[XSL-LIST Mailing List Archive Home] [By Thread] [By Date]

Re: [xsl] Best Way to Select Following Elements With An Ancestor?


Subject: Re: [xsl] Best Way to Select Following Elements With An Ancestor?
From: Michael Kay <mike@xxxxxxxxxxxx>
Date: Sat, 22 Mar 2014 17:44:04 +0000

On 22 Mar 2014, at 17:16, David Rudel <fwqhgads@xxxxxxxxx> wrote:

> On Sat, Mar 22, 2014 at 1:46 PM, Eliot Kimber <ekimber@xxxxxxxxxxxx> wrote:
>> I have a document where each child of the root element establishes a
>> unique content with regard to the output result (in this case,
>> corresponding to InDesign frames).
>>
>> For a given descendant of one of these elements I need to know if there
>> are any following elements within the same context.

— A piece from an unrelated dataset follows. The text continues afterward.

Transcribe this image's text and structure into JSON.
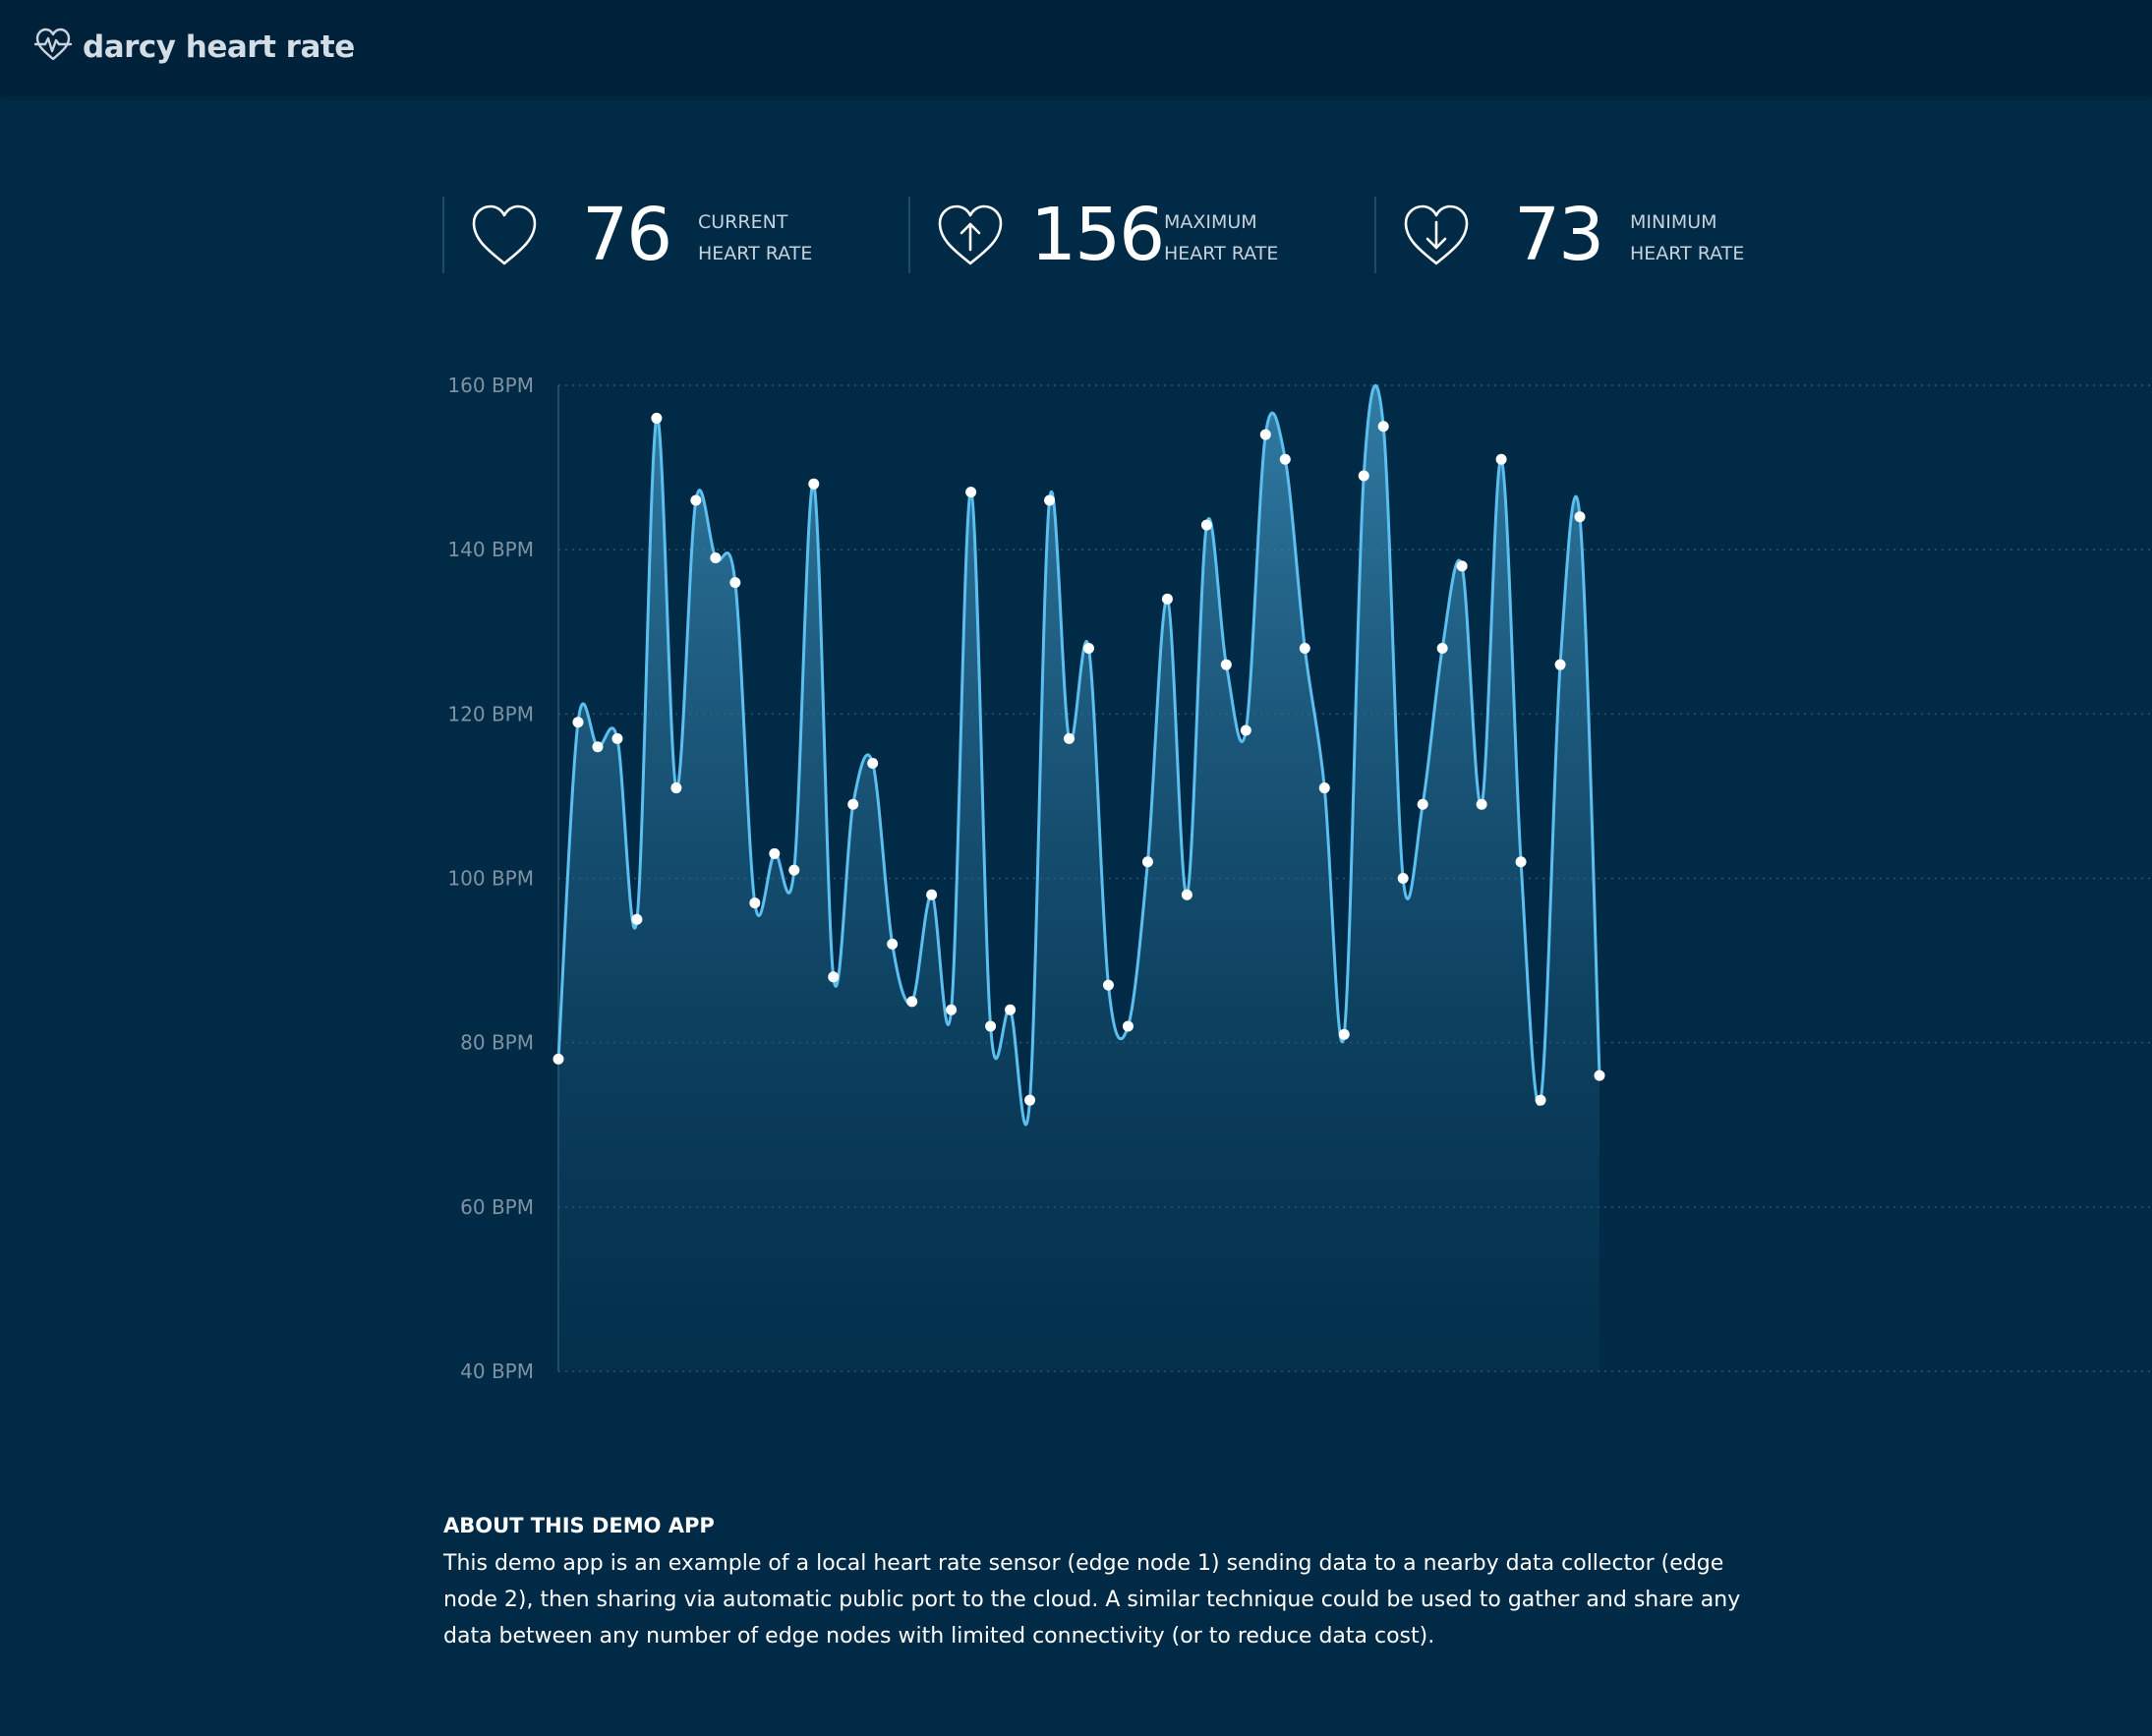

Yes, that's what Eliot wrote, though his code snippet suggested he was
interested not only in knowing whether or not such a node exists, but also in
grabbing it.

However, even if you want the next following node that is a descendant of D,
as some of us assumed, your approach appears useful.

I believe it is true (though I have great trouble proving such things
rigorously) that $A/following::* is equivalent to
$A/ancestor-or-self::*/following-sibling::*/descendant-or-self::*.

It then follows that $A/following::*[ancestor::* intersect $D] can be
rewritten as $A/ancestor-or-self::*[ancestor::* intersect
$D]/following-sibling::*/descendant-or-self::*, since if $X has $D as an
ancestor, then every node in $X/following-sibling::*/descendant-or-self::*
also has $D as an ancestor.

Michael Kay

>
> I may be thinking about this the wrong way, but it seems like the
> situation you describe (some following element exists that is a
> descendant of the same context-setting node) is equivalent to saying
> "Either this node has a following-sibling, or some ancestor of it has
> a following-sibling, not counting the context-setting nodes."
>
> Is the above accurate?
>
> If the above understanding is correct, then a more elegant answer
> would be to use recursive functions:
>
> Define a recursive function that uses the following logic:
> f($x) = false if $x is one of the context nodes (/child::element())
> f($x) = true if $x has any following::sibling elements.
> f($x) = f($x/..) if neither of the above statements resolves the answer.
>
> Or, without recursive functions:
>
> Define a variable containing the context-setting nodes:
> $context_nodes = /child::element()
>
> Then the predicate you want is:
>
>
boolean(ancestor-or-self::element()[not($context_nodes)]/following-sibling::e
lement()
>
> -David
>
> --
>
> "A false conclusion, once arrived at and widely accepted is not
> dislodged easily, and the less it is understood, the more tenaciously
> it is held." - Cantor's Law of Preservation of Ignorance.


Current Thread